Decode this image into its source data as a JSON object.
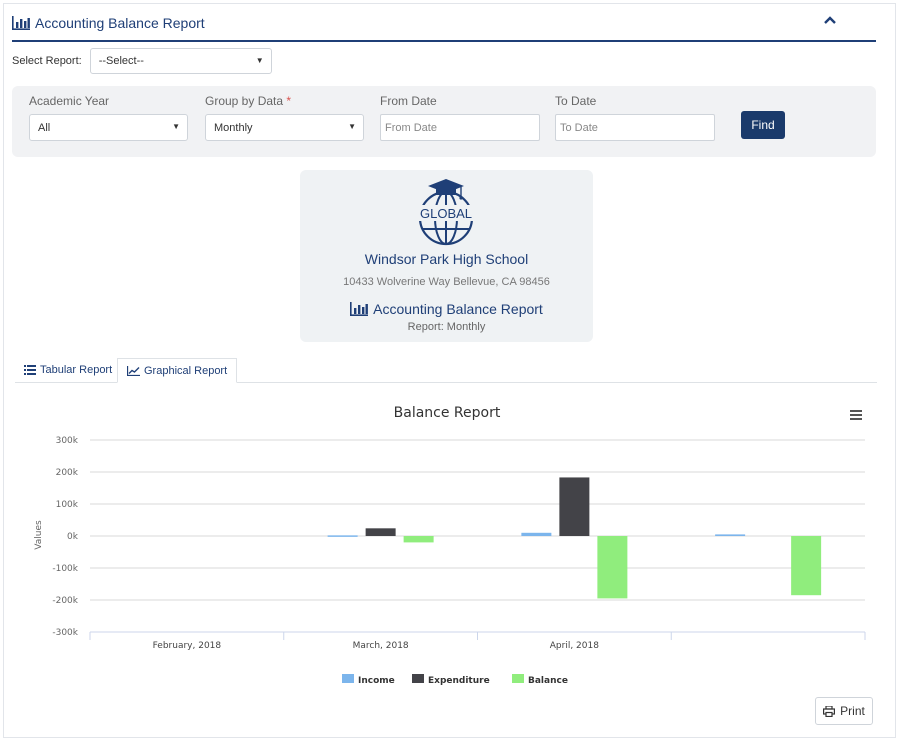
{
  "header": {
    "title": "Accounting Balance Report"
  },
  "report_select": {
    "label": "Select Report:",
    "value": "--Select--"
  },
  "filters": {
    "academic_year": {
      "label": "Academic Year",
      "value": "All"
    },
    "group_by": {
      "label": "Group by Data",
      "required_mark": "*",
      "value": "Monthly"
    },
    "from_date": {
      "label": "From Date",
      "placeholder": "From Date"
    },
    "to_date": {
      "label": "To Date",
      "placeholder": "To Date"
    },
    "find_label": "Find"
  },
  "school": {
    "logo_text": "GLOBAL",
    "name": "Windsor Park High School",
    "address": "10433 Wolverine Way Bellevue, CA 98456",
    "report_title": "Accounting Balance Report",
    "report_sub": "Report: Monthly"
  },
  "tabs": [
    {
      "label": "Tabular Report"
    },
    {
      "label": "Graphical Report"
    }
  ],
  "print_label": "Print",
  "chart_data": {
    "type": "bar",
    "title": "Balance Report",
    "xlabel": "",
    "ylabel": "Values",
    "ylim": [
      -300000,
      300000
    ],
    "yticks": [
      "300k",
      "200k",
      "100k",
      "0k",
      "-100k",
      "-200k",
      "-300k"
    ],
    "categories": [
      "February, 2018",
      "March, 2018",
      "April, 2018",
      ""
    ],
    "series": [
      {
        "name": "Income",
        "color": "#7cb5ec",
        "values": [
          0,
          2000,
          10000,
          5000
        ]
      },
      {
        "name": "Expenditure",
        "color": "#434348",
        "values": [
          0,
          24000,
          183000,
          0
        ]
      },
      {
        "name": "Balance",
        "color": "#90ed7d",
        "values": [
          0,
          -20000,
          -195000,
          -185000
        ]
      }
    ],
    "grid": true,
    "legend": "bottom-center"
  }
}
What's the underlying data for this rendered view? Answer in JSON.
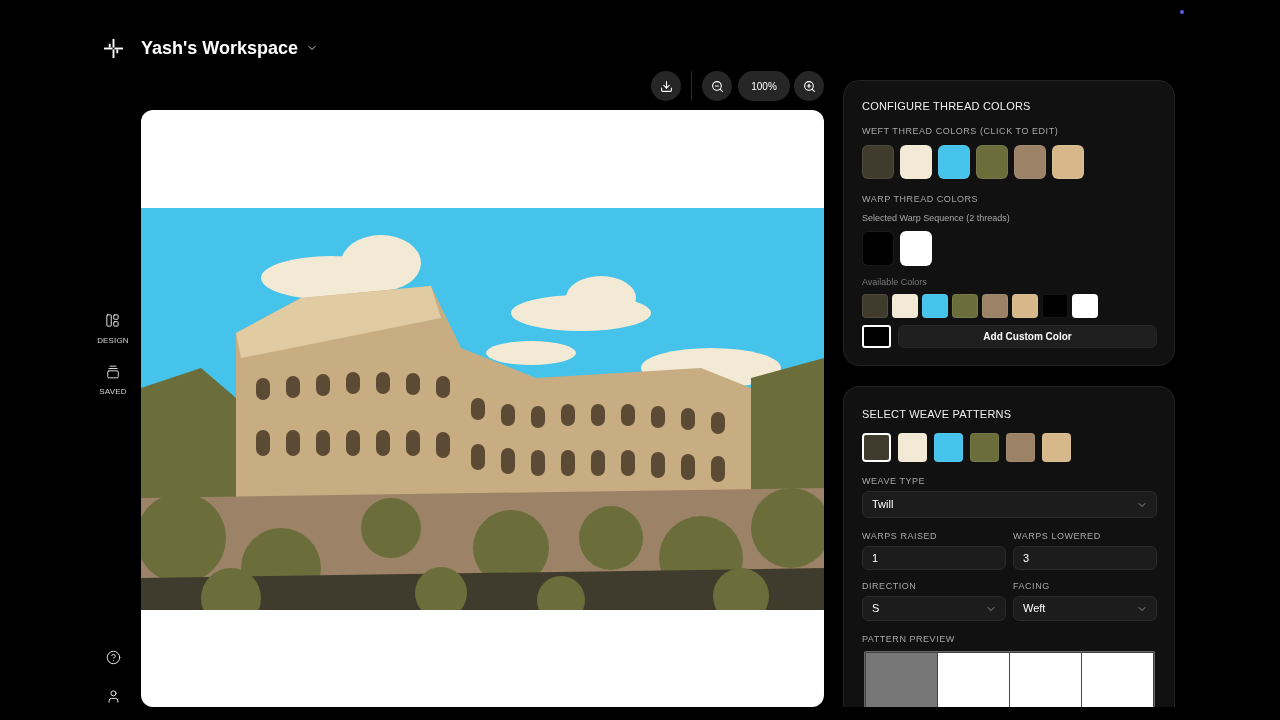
{
  "header": {
    "title": "Yash's Workspace"
  },
  "sidebar": {
    "items": [
      {
        "kind": "design",
        "label": "DESIGN"
      },
      {
        "kind": "saved",
        "label": "SAVED"
      }
    ]
  },
  "toolbar": {
    "zoom_level": "100%"
  },
  "thread_colors": {
    "title": "CONFIGURE THREAD COLORS",
    "weft_label": "WEFT THREAD COLORS (CLICK TO EDIT)",
    "weft_colors": [
      {
        "color": "#403c2d"
      },
      {
        "color": "#f2ead4"
      },
      {
        "color": "#45c3ea"
      },
      {
        "color": "#6b6e3a"
      },
      {
        "color": "#9c8266"
      },
      {
        "color": "#d6b88a"
      }
    ],
    "warp_label": "WARP THREAD COLORS",
    "warp_sequence_label": "Selected Warp Sequence (2 threads)",
    "warp_sequence": [
      {
        "color": "#000000"
      },
      {
        "color": "#ffffff"
      }
    ],
    "available_label": "Available Colors",
    "available_colors": [
      {
        "color": "#403c2d"
      },
      {
        "color": "#f2ead4"
      },
      {
        "color": "#45c3ea"
      },
      {
        "color": "#6b6e3a"
      },
      {
        "color": "#9c8266"
      },
      {
        "color": "#d6b88a"
      },
      {
        "color": "#000000"
      },
      {
        "color": "#ffffff"
      }
    ],
    "custom_color": {
      "color": "#000000"
    },
    "add_button": "Add Custom Color"
  },
  "weave_patterns": {
    "title": "SELECT WEAVE PATTERNS",
    "swatches": [
      {
        "color": "#403c2d",
        "selected": true
      },
      {
        "color": "#f2ead4",
        "selected": false
      },
      {
        "color": "#45c3ea",
        "selected": false
      },
      {
        "color": "#6b6e3a",
        "selected": false
      },
      {
        "color": "#9c8266",
        "selected": false
      },
      {
        "color": "#d6b88a",
        "selected": false
      }
    ],
    "weave_type": {
      "label": "WEAVE TYPE",
      "value": "Twill"
    },
    "warps_raised": {
      "label": "WARPS RAISED",
      "value": "1"
    },
    "warps_lowered": {
      "label": "WARPS LOWERED",
      "value": "3"
    },
    "direction": {
      "label": "DIRECTION",
      "value": "S"
    },
    "facing": {
      "label": "FACING",
      "value": "Weft"
    },
    "preview": {
      "label": "PATTERN PREVIEW",
      "cells": [
        {
          "raised": true
        },
        {
          "raised": false
        },
        {
          "raised": false
        },
        {
          "raised": false
        }
      ]
    }
  }
}
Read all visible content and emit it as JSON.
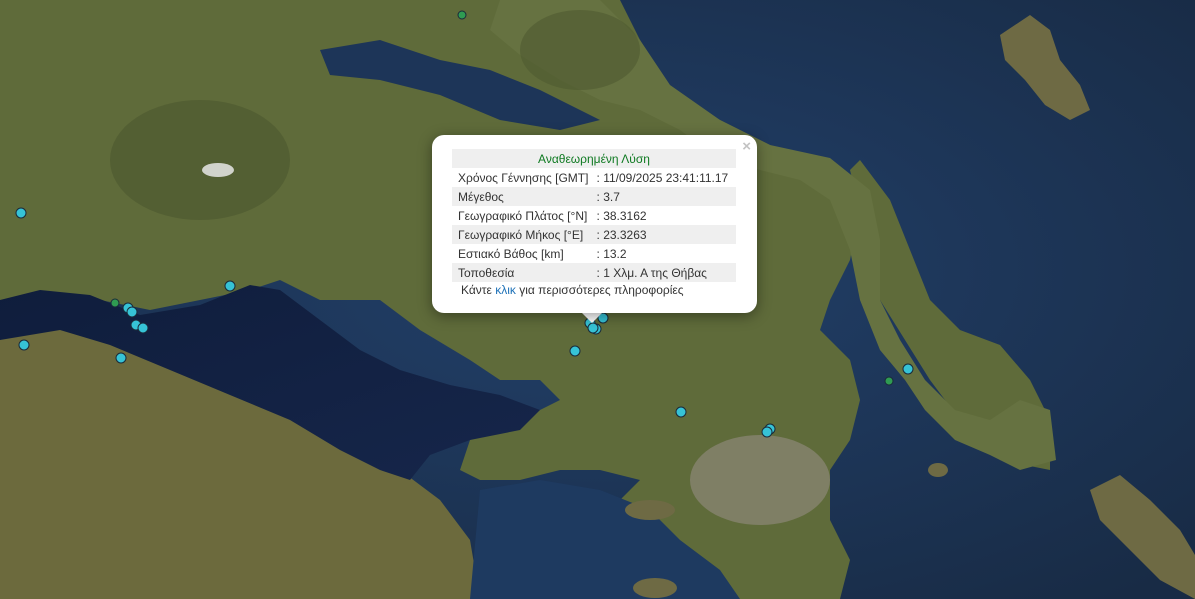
{
  "popup": {
    "title": "Αναθεωρημένη Λύση",
    "close_symbol": "×",
    "rows": [
      {
        "label": "Χρόνος Γέννησης [GMT]",
        "value": ": 11/09/2025 23:41:11.17"
      },
      {
        "label": "Μέγεθος",
        "value": ": 3.7"
      },
      {
        "label": "Γεωγραφικό Πλάτος [°N]",
        "value": ": 38.3162"
      },
      {
        "label": "Γεωγραφικό Μήκος [°E]",
        "value": ": 23.3263"
      },
      {
        "label": "Εστιακό Βάθος [km]",
        "value": ": 13.2"
      },
      {
        "label": "Τοποθεσία",
        "value": ": 1 Χλμ. Α της Θήβας"
      }
    ],
    "more_prefix": "Κάντε ",
    "more_link": "κλικ",
    "more_suffix": " για περισσότερες πληροφορίες"
  },
  "colors": {
    "marker_cyan": "#36c3d6",
    "marker_green": "#2f9b52",
    "sea": "#1d3550",
    "land": "#5f6b3a",
    "title_green": "#0f7a22",
    "link_blue": "#1f72b8"
  }
}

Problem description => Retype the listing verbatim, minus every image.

Output for this task =>
Decode this image into its source data as a JSON object.
{
  "header": {
    "title": "Accounting Balance Report"
  },
  "report_select": {
    "label": "Select Report:",
    "value": "--Select--"
  },
  "filters": {
    "academic_year": {
      "label": "Academic Year",
      "value": "All"
    },
    "group_by": {
      "label": "Group by Data",
      "required_mark": "*",
      "value": "Monthly"
    },
    "from_date": {
      "label": "From Date",
      "placeholder": "From Date"
    },
    "to_date": {
      "label": "To Date",
      "placeholder": "To Date"
    },
    "find_label": "Find"
  },
  "school": {
    "logo_text": "GLOBAL",
    "name": "Windsor Park High School",
    "address": "10433 Wolverine Way Bellevue, CA 98456",
    "report_title": "Accounting Balance Report",
    "report_sub": "Report: Monthly"
  },
  "tabs": [
    {
      "label": "Tabular Report"
    },
    {
      "label": "Graphical Report"
    }
  ],
  "print_label": "Print",
  "chart_data": {
    "type": "bar",
    "title": "Balance Report",
    "xlabel": "",
    "ylabel": "Values",
    "ylim": [
      -300000,
      300000
    ],
    "yticks": [
      "300k",
      "200k",
      "100k",
      "0k",
      "-100k",
      "-200k",
      "-300k"
    ],
    "categories": [
      "February, 2018",
      "March, 2018",
      "April, 2018",
      ""
    ],
    "series": [
      {
        "name": "Income",
        "color": "#7cb5ec",
        "values": [
          0,
          2000,
          10000,
          5000
        ]
      },
      {
        "name": "Expenditure",
        "color": "#434348",
        "values": [
          0,
          24000,
          183000,
          0
        ]
      },
      {
        "name": "Balance",
        "color": "#90ed7d",
        "values": [
          0,
          -20000,
          -195000,
          -185000
        ]
      }
    ],
    "grid": true,
    "legend": "bottom-center"
  }
}
What's the underlying data for this rendered view? Answer in JSON.
{
  "header": {
    "title": "Yash's Workspace"
  },
  "sidebar": {
    "items": [
      {
        "kind": "design",
        "label": "DESIGN"
      },
      {
        "kind": "saved",
        "label": "SAVED"
      }
    ]
  },
  "toolbar": {
    "zoom_level": "100%"
  },
  "thread_colors": {
    "title": "CONFIGURE THREAD COLORS",
    "weft_label": "WEFT THREAD COLORS (CLICK TO EDIT)",
    "weft_colors": [
      {
        "color": "#403c2d"
      },
      {
        "color": "#f2ead4"
      },
      {
        "color": "#45c3ea"
      },
      {
        "color": "#6b6e3a"
      },
      {
        "color": "#9c8266"
      },
      {
        "color": "#d6b88a"
      }
    ],
    "warp_label": "WARP THREAD COLORS",
    "warp_sequence_label": "Selected Warp Sequence (2 threads)",
    "warp_sequence": [
      {
        "color": "#000000"
      },
      {
        "color": "#ffffff"
      }
    ],
    "available_label": "Available Colors",
    "available_colors": [
      {
        "color": "#403c2d"
      },
      {
        "color": "#f2ead4"
      },
      {
        "color": "#45c3ea"
      },
      {
        "color": "#6b6e3a"
      },
      {
        "color": "#9c8266"
      },
      {
        "color": "#d6b88a"
      },
      {
        "color": "#000000"
      },
      {
        "color": "#ffffff"
      }
    ],
    "custom_color": {
      "color": "#000000"
    },
    "add_button": "Add Custom Color"
  },
  "weave_patterns": {
    "title": "SELECT WEAVE PATTERNS",
    "swatches": [
      {
        "color": "#403c2d",
        "selected": true
      },
      {
        "color": "#f2ead4",
        "selected": false
      },
      {
        "color": "#45c3ea",
        "selected": false
      },
      {
        "color": "#6b6e3a",
        "selected": false
      },
      {
        "color": "#9c8266",
        "selected": false
      },
      {
        "color": "#d6b88a",
        "selected": false
      }
    ],
    "weave_type": {
      "label": "WEAVE TYPE",
      "value": "Twill"
    },
    "warps_raised": {
      "label": "WARPS RAISED",
      "value": "1"
    },
    "warps_lowered": {
      "label": "WARPS LOWERED",
      "value": "3"
    },
    "direction": {
      "label": "DIRECTION",
      "value": "S"
    },
    "facing": {
      "label": "FACING",
      "value": "Weft"
    },
    "preview": {
      "label": "PATTERN PREVIEW",
      "cells": [
        {
          "raised": true
        },
        {
          "raised": false
        },
        {
          "raised": false
        },
        {
          "raised": false
        }
      ]
    }
  }
}
Read all visible content and emit it as JSON.
{
  "popup": {
    "title": "Αναθεωρημένη Λύση",
    "close_symbol": "×",
    "rows": [
      {
        "label": "Χρόνος Γέννησης [GMT]",
        "value": ": 11/09/2025 23:41:11.17"
      },
      {
        "label": "Μέγεθος",
        "value": ": 3.7"
      },
      {
        "label": "Γεωγραφικό Πλάτος [°N]",
        "value": ": 38.3162"
      },
      {
        "label": "Γεωγραφικό Μήκος [°E]",
        "value": ": 23.3263"
      },
      {
        "label": "Εστιακό Βάθος [km]",
        "value": ": 13.2"
      },
      {
        "label": "Τοποθεσία",
        "value": ": 1 Χλμ. Α της Θήβας"
      }
    ],
    "more_prefix": "Κάντε ",
    "more_link": "κλικ",
    "more_suffix": " για περισσότερες πληροφορίες"
  },
  "colors": {
    "marker_cyan": "#36c3d6",
    "marker_green": "#2f9b52",
    "sea": "#1d3550",
    "land": "#5f6b3a",
    "title_green": "#0f7a22",
    "link_blue": "#1f72b8"
  }
}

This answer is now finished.